What is pyridoxine (vitamin B6)?

Written by Catherine Saxelby on Wednesday, 08 July 2015.
Tagged: healthy eating

What is pyridoxine (vitamin B6)?

Vitamin B6 exists in three forms: pyridoxine, pyridoxal and pyridoxamine. High doses can damage nerve endings producing symptoms that include tingling of the hands and feet. Vitamin B6 supplements should not be used when taking medication for epilepsy or Parkinson's disease as they reduce the effectiveness of these drugs.

What does pyridoxine do in the body?

Pyridoxine performs a number of important functions. It:

  • acts as a co-enzyme in the metabolism of proteins and glycogen
  • Is needed for the formation of red blood cells which prevents anaemia.

How much pyridoxine do I need?

The Recommended Dietary Intakes (RDIs)* for pyridoxine per day are:

Infants

0.1mg for infants (0-6 months) AI**

0.3mg for infants (7-12 months) AI**

Children

0.5mg for children (1-3 years)

0.6 mg for children (4-8 years)

1.0mg for children (9-13 years)

Older children

1.2mg for girls (14-18 years)

1.3mg for boys (14-18 years)

Women

1.3mg for women (19 to 50 years)

1.5mg for women (51 years and over)

Pregnancy 1.6mg

Breastfeeding 2.0mg

Men

1.3mg for men (19 to 50 years)

1.7mg for men (51 years and over)

mg stands for milligrams

**AI means Adequate Intake (used when there are no RDIs)

From the Nutrient Reference Values (NRVs) for Australia and New Zealand, NH&MRC 2006.

Safe upper limit for pyridoxine

50 mg

List of the best pyridoxine-rich food sources

Pyridoxine is found in a wide range of natural foods including organ meats (liver, kidney, heart), lean meats, poultry and fish, whole grain foods, nuts, vegetables and fruits. If you eat a healthy balanced diet, you’re going to get enough of this vitamin from foods.

My top 10 sources

Here’s a list of 10 richest food sources of pyridoxine by concentration by weight per 100g or 3½oz in descending order:

  1. Lean meat including kangaroo, mutton, lamb and pork
  2. Liver
  3. Poultry
  4. Fish including Atlantic salmon, shark, sardines
  5. Yeast and yeast spread such as Vegemite or Marmite
  6. Legumes especially Lima beans, lentils, red kidney beans
  7. Nuts especially pistachios, peanuts, hazelnuts, walnuts, cashews
  8. Whole grains especially wheatgerm, brown rice and wild rice
  9. Vegetables especially eggplant, sliver beet/spinach, cabbage, bok choy
  10. Sunflower seeds

Source: FSANZ NUTTAB 2010 database

Easy ways get your recommended day's intake

The best way to get the daily requirement of pyridoxine is to eat a balanced diet that contains a variety of foods.

Pyridoxine deficiency signs
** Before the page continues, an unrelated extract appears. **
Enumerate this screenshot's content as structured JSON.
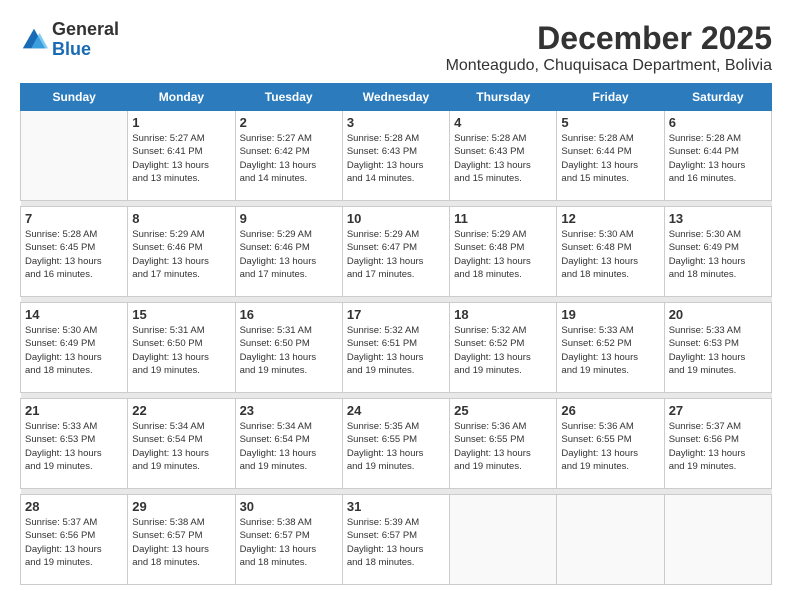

Deficiency of pyridoxine is relatively uncommon and often occurs in association with other vitamins of the B complex. Elderly folk and alcoholics have an increased risk of vitamin B6 deficiency, as well as other micronutrient deficiencies such as vitamin B1 and zinc. The signs of deficiency include:

  • Scaly patches and red skin on the face, upper chest and back along with stubborn dandruff (seborrhoeic dermatitits).
  • Microcytic anaemia, a type of anaemia which is a blood disorder.
  • Convulsions
  • Depressions and confusion.
Catherine Saxelby

About the Author

Catherine Saxelby knows nutrition! She is an accredited nutritionist, food commentator, blogger and award-winning author. Her latest book Catherine Saxelby's Food and Nutrition Companion answers all those tricky questions on healthy eating, diets and supplements. It draws together a lifetime of advice and gives you all you need to know to eat right! It's a complete A to Z. A handy desk go-to reference.